In the second sampling, you got lucky to the opposite extreme, and the samples all happened very close to the peaks, so that the quantized values are alternately +PEAKVALUE and -PEAKVALUE. Reconstructing that yields the original sinusoid at the intended amplitude.
Which sampling is correct? If I just give you the sampled values, there is no way to tell. Any reconstruction from amplitude 0 to amplitude PEAKVALUE would be accurate, and there is no way of knowing for sure what the phase was.
Now, if the sequences were infinite length, then, eventually, no matter how fine that hair was below Nyquist, you'd start to see the beating against the sampling clock, and, eventually, be able to observe samples that spanned the entire range of the sinusoid, making accurate reconstruction possible, including phase. But, again, you'd need an infinite sequence, with an infinite sinusoidal signal.
What are the real-world consequences of this problem? (1) you lose phase and amplitude information of the original -- they CANNOT be reconstructed accurately -- as you approach Nyquist, with the effects getting more and more pronounced as the sequence length gets shorter and shorter. (2) If you really want dead-on accurate reconstruction up to a frequency F, you should be sampling at 5F, not 2F. That also gives you more room to design good anti-aliasing filters on the sampling side, and carrier frequency filters on the reconstruction side.
Remember, people, Nyquist is the mathematical limit, not the practical, usable threshold.
I would suggest that when someone is being choked and can barely breathe, their words will not be complex, nor will they carry nuanced meanings such as the level of difficulty they are having with respiration. When faced with life-threatening situations, our minds focus, and become exceedingly direct: "I can't breathe" is entirely within the acceptable range of philosophical inaccuracy under those circumstances. You wanted him to say, instead, "my fellow man, I'm having a rather hard time re-oxegenating my blood -- would you mind releasing the pressure on my trachea for a moment?" Or, "I'm panting because you're crushing my thorax, and am unable to draw a full breath -- would you mind removing your knee from my chest?" Or, "my inability to form full words is because you've pinched off my carotids, and I'm facing imminent loss of consciousness -- would you mind removing your bear-sized hands from my neck?"

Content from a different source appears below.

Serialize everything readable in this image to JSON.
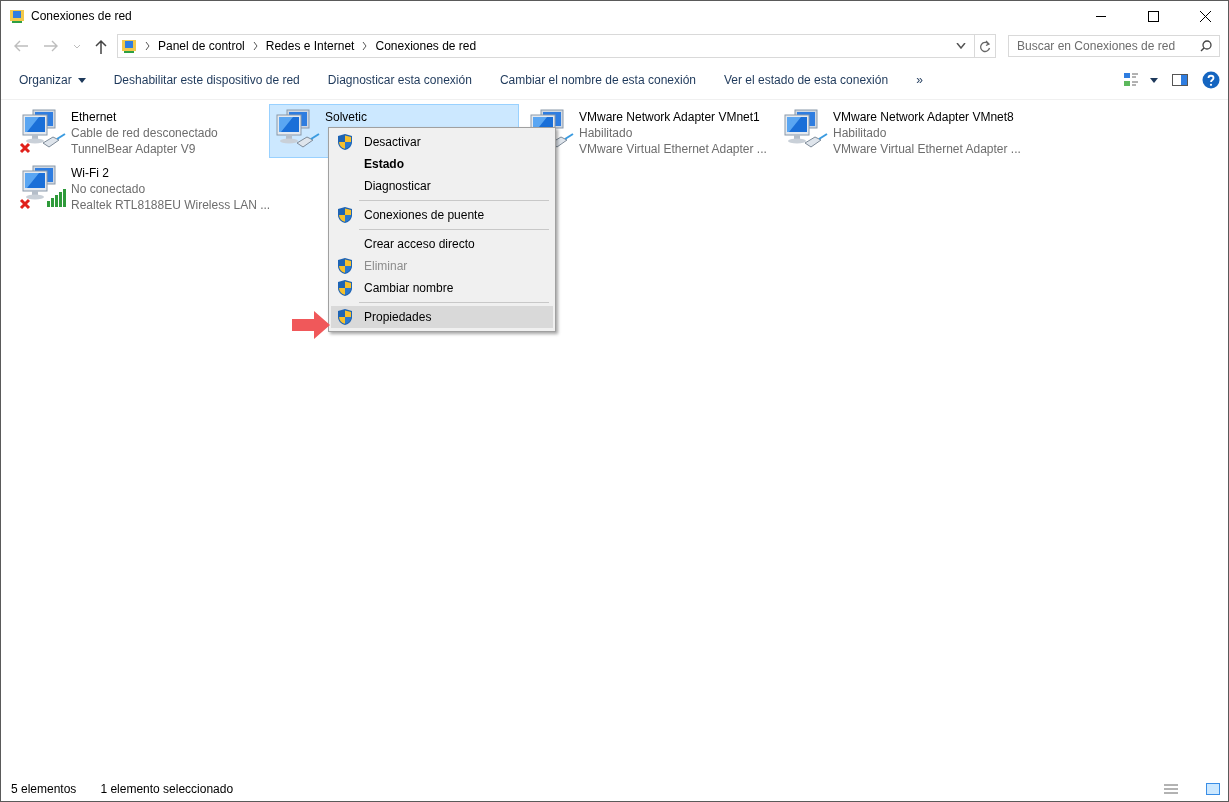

If someone in a highly stressful situation tells you "I can't breathe" then you should act accordingly to prevent loss of life. Simple as that.